Language & Literacy
Students develop literacy skills through rich, interactive, and varied experiences with literature.
We use a dynamic and multi-sensory approach to learning and reviewing phonics. Components include: stories, songs, poems, body motions, and visual representations.
Individualized Reading Programs
Students are offered a leveled reading program according to their ability level. We use a multi-curriculum approach. Students have the opportunity to choose their own books to read. The local librarian comes to our classrooms and we take monthly field trips to the library. Students read individually and/or with partners and to the teacher daily. The teacher assesses individual progress and supports each student’s continued growth through individual instruction.
Reading at Home
Research confirms that children become more engaged and competent readers when they read at least 20 minutes a day. When parents read actively with their child at home, they strengthen their child’s abilities as a reader, along with building reading fluency and comprehension.
Listening to fiction and non-fiction stories being read aloud continues to be an important part of gaining literacy skills throughout the elementary years. Being read to from books which are at least 2 years ahead of a student’s reading ability helps the student gain a more elaborate understanding of vocabulary, elements of a story, and problem solving. This also allows the student to engage in rich, complex literature.
Writing is a complex task that includes forming letters, applying phonetic knowledge, using correct grammar, and following a writing process. Beginning writers most often write about themselves and what is happening around them.
More advanced writers participate in many forms of writing including writing letters, poetry, lists, charts, fiction, and informational writing.
Students are offered an individualized spelling program that accommodates their current reading and writing levels.

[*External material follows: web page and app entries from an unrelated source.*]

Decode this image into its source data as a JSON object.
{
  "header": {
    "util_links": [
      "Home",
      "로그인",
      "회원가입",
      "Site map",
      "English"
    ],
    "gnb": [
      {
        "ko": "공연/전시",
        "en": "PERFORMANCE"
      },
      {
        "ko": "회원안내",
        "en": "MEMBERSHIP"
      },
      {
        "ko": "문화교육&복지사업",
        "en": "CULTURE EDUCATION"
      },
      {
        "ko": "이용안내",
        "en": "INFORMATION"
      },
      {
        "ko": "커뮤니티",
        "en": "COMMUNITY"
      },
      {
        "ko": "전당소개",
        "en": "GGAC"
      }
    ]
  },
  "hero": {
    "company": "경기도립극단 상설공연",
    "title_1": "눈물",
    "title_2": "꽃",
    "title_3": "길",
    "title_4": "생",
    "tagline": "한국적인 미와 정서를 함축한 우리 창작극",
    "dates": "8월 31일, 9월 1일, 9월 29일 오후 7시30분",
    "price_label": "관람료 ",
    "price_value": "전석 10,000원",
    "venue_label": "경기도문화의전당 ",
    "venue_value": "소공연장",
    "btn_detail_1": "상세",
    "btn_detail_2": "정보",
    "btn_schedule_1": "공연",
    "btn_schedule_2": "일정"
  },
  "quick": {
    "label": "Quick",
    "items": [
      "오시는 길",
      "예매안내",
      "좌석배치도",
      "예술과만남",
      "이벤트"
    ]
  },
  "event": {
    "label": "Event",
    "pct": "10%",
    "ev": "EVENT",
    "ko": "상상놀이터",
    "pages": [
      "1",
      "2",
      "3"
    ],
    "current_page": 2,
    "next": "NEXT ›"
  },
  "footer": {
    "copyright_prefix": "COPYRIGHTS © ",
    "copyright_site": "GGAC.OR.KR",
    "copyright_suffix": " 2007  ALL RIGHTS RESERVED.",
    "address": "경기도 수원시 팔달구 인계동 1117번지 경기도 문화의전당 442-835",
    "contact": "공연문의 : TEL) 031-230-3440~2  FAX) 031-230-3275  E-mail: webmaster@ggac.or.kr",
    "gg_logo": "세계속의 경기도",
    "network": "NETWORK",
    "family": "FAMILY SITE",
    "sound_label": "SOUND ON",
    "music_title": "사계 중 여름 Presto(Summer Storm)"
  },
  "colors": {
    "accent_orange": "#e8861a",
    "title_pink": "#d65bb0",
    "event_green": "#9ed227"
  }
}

Spelling lists are created based on specific word patterns and the student’s individual reading and writing curriculum.
Cultural ideas and contributions from around the world are discovered in many ways. Learning is acquired through songs, stories, maps, books, newspapers, magazines, interviews, plays, study of current events, field trips, library research, and the internet. Students produce projects and present them in a variety of ways. These projects demonstrate their knowledge and understanding of cultural ideas and social studies concepts and skills. Students explore similarities and differences among people, environments, communities, and geographical locations. Examples of current themes include Neighborhoods, Maps, Elections, and the American Revolution.
Science, Technology, Engineering, and Mathematics
Children learn key concepts through active engagement in solving problems, understanding relationships, and constructing their own meaning. Students are encouraged to be inventive and bring their own ideas to the learning process.
Curiosity is the essence of the young mind. Students have so many questions and are eager to investigate answers. We foster that curiosity by providing an engaging and enriching science curriculum, including FOSS kits. We investigate several different themes throughout the year, such as the Human Body, Biomes, Matter, and Life Cycles. We provide students the opportunity to demonstrate their knowledge and interests in our annual Science Fair.
Technology is incorporated into learning activities throughout the day. We use iPads, laptops, LEGO robotics, and the Smart Board to provide experience with current technology. Students also interact with various adaptive online programs to enhance their learning.
Students use mathematical concepts and scientific principles to design, create and evaluate hands-on engineering projects. Students are able to work individually and/or in teams to build on each other’s ideas, enhance critical thinking and improve problem solving skills.
Hands-on experiences are at the core of developing mathematical concepts. Therefore, important concepts and skills are explored and practiced daily using various curricula, including McGraw Hill and Front Row. We focus on process-oriented thinking, computational skills, and problem solving.
Art, Music, and Health & Fitness
Practice and appreciation of the arts includes self-expression, learning concepts and elements of art, and exploring various media. Students are exposed to great works of art and produce their own masterpieces.
Music appreciation is an integral part of our introduction to the arts. We listen to a variety of composers and types of music. Music from different ethnicities is brought in to deepen understanding of particular cultures. Students learn a variety of songs, rhythm activities and dances , and they participate in creating their own verses to songs. Daily practice of music fosters children’s development in language, social interaction, and mathematics.
Health and Fitness
Our program includes cooperative and competitive games and sports, multicultural games, and activities such as basketball, soccer, tennis, dance, Cross Country, and ice skating. Our goal is to encourage all of our students to participate, learn new skills, promote sportsmanship, and benefit from a healthy, active lifestyle.
Each student’s progress in all the academic curriculum areas discussed above, as well as Spanish and characteristics of a successful learner, is evaluated by classroom teachers and specialists three times a year. Parents review and discuss their children’s progress during formal conferences twice a year, at which they receive their children’s progress reports. Teachers use a variety of assessment tools in the classroom as well, including portfolios and long-term projects.
Students’ academic progress is also measured by selected standardized tests. Our second grade students take the Iowa Test of Basic Skills in the spring. The ITBS measures literacy, math, and science/technology skills. Students in third through sixth grade take the Smarter Balanced Assessments in the spring to measure their skills in English language arts and math. Finally, North Wall fifth grade students take the Washington Comprehensive Assessment of Science, also administered in the spring.